"There's a greater awareness of the potential threat of storms as a result of Hugo and Andrew, and the realization that these are events of magnitude much greater than almost any other type of emergency that we face," says Eugene Provenzo, an education professor at the University of Miami who studied the aftermath of Hurricane Andrew on South Florida culture. "People have built assumptions of a more peaceful weather pattern and they're now having to relearn how to deal with the kinds of storms that were taking place 200 years ago."
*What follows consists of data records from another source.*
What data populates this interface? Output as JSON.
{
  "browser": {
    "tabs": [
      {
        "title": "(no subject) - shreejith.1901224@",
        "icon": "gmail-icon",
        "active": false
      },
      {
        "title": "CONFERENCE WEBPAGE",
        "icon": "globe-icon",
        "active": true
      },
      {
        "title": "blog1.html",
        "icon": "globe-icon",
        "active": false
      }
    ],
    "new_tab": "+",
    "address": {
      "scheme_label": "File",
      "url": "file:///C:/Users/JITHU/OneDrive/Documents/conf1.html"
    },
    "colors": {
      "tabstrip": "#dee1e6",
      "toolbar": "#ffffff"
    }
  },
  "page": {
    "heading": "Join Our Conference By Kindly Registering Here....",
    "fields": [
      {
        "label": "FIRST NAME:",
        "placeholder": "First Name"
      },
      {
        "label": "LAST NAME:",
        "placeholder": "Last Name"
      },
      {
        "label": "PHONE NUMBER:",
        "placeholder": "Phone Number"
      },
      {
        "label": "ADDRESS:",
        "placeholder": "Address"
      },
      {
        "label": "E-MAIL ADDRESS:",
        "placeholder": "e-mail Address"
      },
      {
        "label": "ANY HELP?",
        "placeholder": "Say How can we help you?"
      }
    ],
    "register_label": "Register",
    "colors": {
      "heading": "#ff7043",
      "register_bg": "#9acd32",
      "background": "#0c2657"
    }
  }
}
Preparing for a hurricane can cost up to $192 million in lost commerce - a sizable sum for a false alarm. But that didn't seem to concern the 769 permanent residents on vulnerable Ocracoke Island off the Outer Banks, where many evacuated Monday. Some 75,000 "OBXers" in all could be evacuated should the storm stay its course.
As far away as New York, preparations had begun; even Maryland was considering a state of emergency, so the governor could activate the National Guard. In North Carolina, 20 swift-water rescue boats began moving into position near the sounds.
In Washington, emergency officials set up a control-and-command center at Robert F. Kennedy Stadium and Maryland officials drained 1.5 million gallons of water out of Rocky Gorge Reservoir to make room for runoff. In Virginia, Gov. Mark Warner was considering another first on Tuesday: whether to turn I-64 into a one-lane highway heading west from the coast, giving beachdwellers an easier exit.
Even inland in Raleigh, slightly off the storm's predicted path, D-cell batteries were in short supply. Some stores near the coast were reporting shortages of plywood for boarding windows: A lot of the stock, apparently, has been diverted for rebuilding efforts in Iraq. Salesmen, meanwhile, saw the upside in promoting safety. "Storm's coming - we've got cellphone chargers," urged one at a Raleigh Radio Shack on Monday.
But amid the preparations, shortcomings also became apparent. In North Carolina, for instance, nearly half of the state's National Guardsmen are in Iraq, leaving only about 5,700 soldiers on alert.
Meanwhile, on the Outer Banks, apprehension rose as Isabel drew nearer. Still, after weathering Hurricanes Floyd, Dennis "and a little bit of Emily," Christina Willis and her family have decided to confront Isabel head-on.
"We're going to stay and keep the store safe, because chances are nobody's going to be able to get back here after the storm, if the bridges fall down," says Ms. Willis, whose parents own Lee Robinson's General Store in Hatteras Village.
Aside from the usual tips - stock up on water, food, and batteries, and prepare a first aid kit - here are a few other steps to help you batten down the hatches for Isabel.
• In the yard: Put away lawn furniture so the wind doesn't turn it into projectiles; tie down big pieces that can't go inside. While this is no time for tree trimming, it's a good idea to cut back dead limbs.
• Tape or board up windows to protect them - and protect people from flying glass.
• Turn refrigerators and freezers to their coldest levels and open them only rarely, to preserve food in case of power outages.
• Wrap important documents in plastic or seal them in watertight containers.
• Carry extra cash in case ATM machines break down or credit cards stop working.
• Make sure pets' ID tags are up to date in case of separation from them; keep a sturdy leash, manual can opener, and pet carrier on hand.
• Find the shut-off valves for your home's gas and water service in case of emergency.
• Store one gallon of drinking water per day for each person. Bathtubs, washing machines, and other large containers can also be filled for emergency use.
Source: Wire services and the Humane Society.